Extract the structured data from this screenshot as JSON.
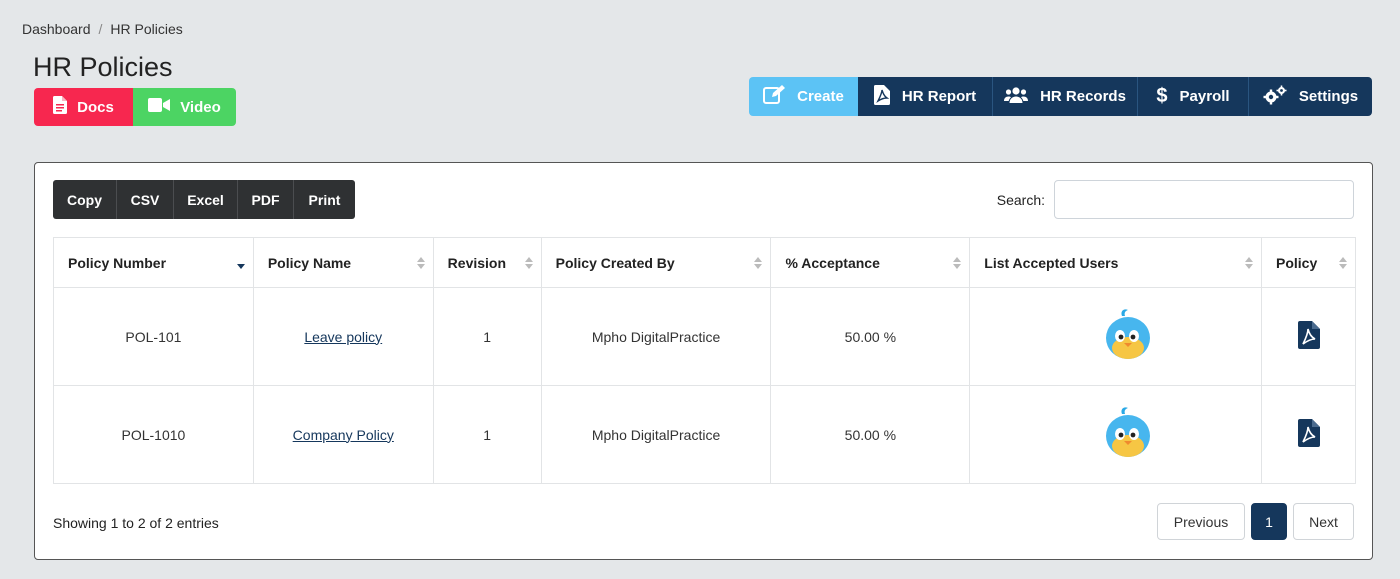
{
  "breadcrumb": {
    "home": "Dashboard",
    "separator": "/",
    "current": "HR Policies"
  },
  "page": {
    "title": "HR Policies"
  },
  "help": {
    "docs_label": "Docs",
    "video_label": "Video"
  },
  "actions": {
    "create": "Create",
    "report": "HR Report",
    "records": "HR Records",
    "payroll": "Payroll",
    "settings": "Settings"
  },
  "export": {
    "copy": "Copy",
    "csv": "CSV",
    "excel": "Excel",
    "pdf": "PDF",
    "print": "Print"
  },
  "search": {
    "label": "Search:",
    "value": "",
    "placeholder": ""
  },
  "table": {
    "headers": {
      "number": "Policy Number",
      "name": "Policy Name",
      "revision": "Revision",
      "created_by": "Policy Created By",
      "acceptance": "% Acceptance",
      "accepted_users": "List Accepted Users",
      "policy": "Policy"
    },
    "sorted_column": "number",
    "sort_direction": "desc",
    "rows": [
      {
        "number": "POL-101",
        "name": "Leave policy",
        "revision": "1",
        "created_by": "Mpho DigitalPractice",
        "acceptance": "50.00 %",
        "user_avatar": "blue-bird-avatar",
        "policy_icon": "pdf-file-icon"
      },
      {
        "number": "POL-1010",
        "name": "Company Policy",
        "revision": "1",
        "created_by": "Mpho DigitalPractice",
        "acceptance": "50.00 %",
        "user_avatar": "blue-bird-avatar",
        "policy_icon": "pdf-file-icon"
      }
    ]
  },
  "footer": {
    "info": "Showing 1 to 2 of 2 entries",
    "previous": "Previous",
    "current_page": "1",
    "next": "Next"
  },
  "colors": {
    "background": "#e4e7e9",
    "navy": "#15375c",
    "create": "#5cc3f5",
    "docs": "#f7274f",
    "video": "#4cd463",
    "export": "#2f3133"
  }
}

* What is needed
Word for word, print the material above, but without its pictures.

* Worked solution
Extract the structured data from this screenshot as JSON.
{
  "breadcrumb": {
    "home": "Dashboard",
    "separator": "/",
    "current": "HR Policies"
  },
  "page": {
    "title": "HR Policies"
  },
  "help": {
    "docs_label": "Docs",
    "video_label": "Video"
  },
  "actions": {
    "create": "Create",
    "report": "HR Report",
    "records": "HR Records",
    "payroll": "Payroll",
    "settings": "Settings"
  },
  "export": {
    "copy": "Copy",
    "csv": "CSV",
    "excel": "Excel",
    "pdf": "PDF",
    "print": "Print"
  },
  "search": {
    "label": "Search:",
    "value": "",
    "placeholder": ""
  },
  "table": {
    "headers": {
      "number": "Policy Number",
      "name": "Policy Name",
      "revision": "Revision",
      "created_by": "Policy Created By",
      "acceptance": "% Acceptance",
      "accepted_users": "List Accepted Users",
      "policy": "Policy"
    },
    "sorted_column": "number",
    "sort_direction": "desc",
    "rows": [
      {
        "number": "POL-101",
        "name": "Leave policy",
        "revision": "1",
        "created_by": "Mpho DigitalPractice",
        "acceptance": "50.00 %",
        "user_avatar": "blue-bird-avatar",
        "policy_icon": "pdf-file-icon"
      },
      {
        "number": "POL-1010",
        "name": "Company Policy",
        "revision": "1",
        "created_by": "Mpho DigitalPractice",
        "acceptance": "50.00 %",
        "user_avatar": "blue-bird-avatar",
        "policy_icon": "pdf-file-icon"
      }
    ]
  },
  "footer": {
    "info": "Showing 1 to 2 of 2 entries",
    "previous": "Previous",
    "current_page": "1",
    "next": "Next"
  },
  "colors": {
    "background": "#e4e7e9",
    "navy": "#15375c",
    "create": "#5cc3f5",
    "docs": "#f7274f",
    "video": "#4cd463",
    "export": "#2f3133"
  }
}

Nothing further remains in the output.